My journey into astronomy and astrophotography began at the end of 2007. I had just begun my collegiate career at the University of Georgia, after spending two years at Gordon College in middle Georgia. Going through some astronomy classes, along with my father suffering from a major stroke, I turned to astronomy and astrophotography as an outlet to cope as well as pass the time. I purchased my first telescope, an Orion 6″ Classic Dobsonian and I was armed with a Canon A75 point and shoot camera. From there I learned that it wasn’t as simple as simply putting the camera up to the eyepiece and taking a picture, but I also learned that you could take baby steps in both method and equipment and see huge gains. I stepped up to a Canon EOS 350D DSLR camera, buying adapters and lenses to enhance both my photography through the telescope and long exposure. I was personally overwhelmed with the idea of tracking mounts, CCD, etc but I made due with what I had, and had some wonderful help along the way with some people I met on Facebook and other social media spots.

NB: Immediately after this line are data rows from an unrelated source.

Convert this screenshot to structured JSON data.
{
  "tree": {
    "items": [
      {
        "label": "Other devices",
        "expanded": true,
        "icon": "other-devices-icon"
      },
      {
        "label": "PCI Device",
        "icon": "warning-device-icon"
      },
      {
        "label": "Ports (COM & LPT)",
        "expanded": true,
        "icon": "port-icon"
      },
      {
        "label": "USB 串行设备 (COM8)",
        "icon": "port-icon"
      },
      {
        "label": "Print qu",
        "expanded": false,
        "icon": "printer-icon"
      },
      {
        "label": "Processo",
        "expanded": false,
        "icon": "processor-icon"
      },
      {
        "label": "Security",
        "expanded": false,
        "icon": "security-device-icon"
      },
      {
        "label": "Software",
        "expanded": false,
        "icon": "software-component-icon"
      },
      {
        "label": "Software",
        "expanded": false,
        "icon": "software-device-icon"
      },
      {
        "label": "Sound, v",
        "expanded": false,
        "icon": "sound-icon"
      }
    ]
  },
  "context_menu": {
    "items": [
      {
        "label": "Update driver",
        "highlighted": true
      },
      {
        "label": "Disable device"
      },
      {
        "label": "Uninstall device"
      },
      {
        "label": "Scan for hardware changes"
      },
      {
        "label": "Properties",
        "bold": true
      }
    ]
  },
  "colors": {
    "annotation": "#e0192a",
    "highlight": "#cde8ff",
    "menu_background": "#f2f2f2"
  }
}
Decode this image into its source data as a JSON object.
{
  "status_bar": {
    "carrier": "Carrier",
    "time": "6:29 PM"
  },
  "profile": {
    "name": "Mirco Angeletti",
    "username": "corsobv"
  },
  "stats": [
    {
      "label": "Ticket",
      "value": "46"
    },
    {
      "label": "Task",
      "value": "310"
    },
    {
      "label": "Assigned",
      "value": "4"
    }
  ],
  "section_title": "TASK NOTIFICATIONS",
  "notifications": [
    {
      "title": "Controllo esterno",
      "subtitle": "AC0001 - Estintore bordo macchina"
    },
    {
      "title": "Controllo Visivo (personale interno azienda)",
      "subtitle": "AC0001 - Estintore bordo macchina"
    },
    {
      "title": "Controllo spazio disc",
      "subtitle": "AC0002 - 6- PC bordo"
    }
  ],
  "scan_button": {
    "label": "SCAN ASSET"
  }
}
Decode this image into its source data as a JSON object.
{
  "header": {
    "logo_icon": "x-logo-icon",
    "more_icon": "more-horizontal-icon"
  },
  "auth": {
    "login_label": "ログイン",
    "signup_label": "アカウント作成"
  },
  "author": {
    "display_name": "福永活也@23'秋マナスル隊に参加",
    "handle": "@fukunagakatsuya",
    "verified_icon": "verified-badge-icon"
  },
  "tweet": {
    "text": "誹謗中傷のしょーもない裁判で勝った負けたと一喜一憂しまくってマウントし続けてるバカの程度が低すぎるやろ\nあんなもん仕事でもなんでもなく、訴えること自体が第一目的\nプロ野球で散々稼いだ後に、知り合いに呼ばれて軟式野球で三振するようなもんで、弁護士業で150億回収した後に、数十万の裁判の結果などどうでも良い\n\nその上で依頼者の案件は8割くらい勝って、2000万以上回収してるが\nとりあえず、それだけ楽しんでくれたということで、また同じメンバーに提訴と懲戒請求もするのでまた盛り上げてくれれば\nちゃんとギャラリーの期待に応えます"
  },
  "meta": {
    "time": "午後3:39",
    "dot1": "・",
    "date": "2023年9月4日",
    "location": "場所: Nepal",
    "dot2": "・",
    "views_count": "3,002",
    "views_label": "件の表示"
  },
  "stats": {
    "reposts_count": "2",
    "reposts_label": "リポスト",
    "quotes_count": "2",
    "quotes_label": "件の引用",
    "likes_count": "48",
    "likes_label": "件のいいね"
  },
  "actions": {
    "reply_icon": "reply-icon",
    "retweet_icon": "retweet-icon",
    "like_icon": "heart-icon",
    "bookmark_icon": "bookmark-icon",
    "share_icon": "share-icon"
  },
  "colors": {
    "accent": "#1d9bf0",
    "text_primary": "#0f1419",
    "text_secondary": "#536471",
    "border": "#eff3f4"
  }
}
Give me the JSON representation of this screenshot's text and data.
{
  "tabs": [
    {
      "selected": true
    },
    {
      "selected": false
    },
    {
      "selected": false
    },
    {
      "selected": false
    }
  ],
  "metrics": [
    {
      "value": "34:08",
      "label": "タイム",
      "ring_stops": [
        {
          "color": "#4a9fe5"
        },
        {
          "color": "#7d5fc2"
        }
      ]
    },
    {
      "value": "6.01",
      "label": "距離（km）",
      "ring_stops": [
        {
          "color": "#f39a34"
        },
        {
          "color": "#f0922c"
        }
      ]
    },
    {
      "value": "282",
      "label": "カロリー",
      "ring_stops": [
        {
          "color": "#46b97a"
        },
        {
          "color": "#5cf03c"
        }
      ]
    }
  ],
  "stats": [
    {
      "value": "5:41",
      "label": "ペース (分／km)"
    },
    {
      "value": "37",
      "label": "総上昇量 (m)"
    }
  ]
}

Since I couldn’t do tracking, i stuck to pictures of the Moon, the Sun (with a filter of course!), planets (Jupiter, Saturn and Mars particularly, with some of Venus) and long exposures of constellations. I was lucky enough to live in a location that wasn’t too bright and had access to some locations that I was able to go to a few times that were pleasantly dark. My methods were crude, but I was able to achieve what I wanted through a lot of trial and error. When I get asked what is the hardest thing about astrophotography, I say there are two things. First, finding a location that suits what you want to do. Second, and maybe more importantly, being content with what you can actually do with the equipment you have and not expecting perfection every time or even at all.
I continued for several years taking long exposures, cataloguing the moon, searching out sunspots and trying to take pictures of planets with a 3 megapixel point and shoot. I got some good pics and a lot of bad ones, but most importantly, I learned a lot and had a ton of fun. In 2009 two things happened – First, in March I had a massive fire destroy my apartment, and thus, I lost a lot of my equipment. Second, in August of that year I moved to Rhode Island to be with my soon to be wife and soon to be born daughter. In the first few years of being in Rhode Island I bought a couple of telescopes, but with being in the city it was more of a novelty then a hobby. That being said, I never lost my passion for astronomy, astrophotography and photography in general, it just felt like good opportunities were few and far between. Seven children later, who are all home schooled, plus an pandemic, has given new life to a passion of mine that I had almost let slip away, and I am excited to be, in many ways, reborn into the world of astronomy and astrophotography.
I still don’t have tracking capability. I still use a trusty old Dobosonian telescope, but I hope over time not only will my capabilities grow, but I will be able to share some pretty neat pictures with everyone.
My next post will deal with what type of equipment I have, what I still want and how to use it.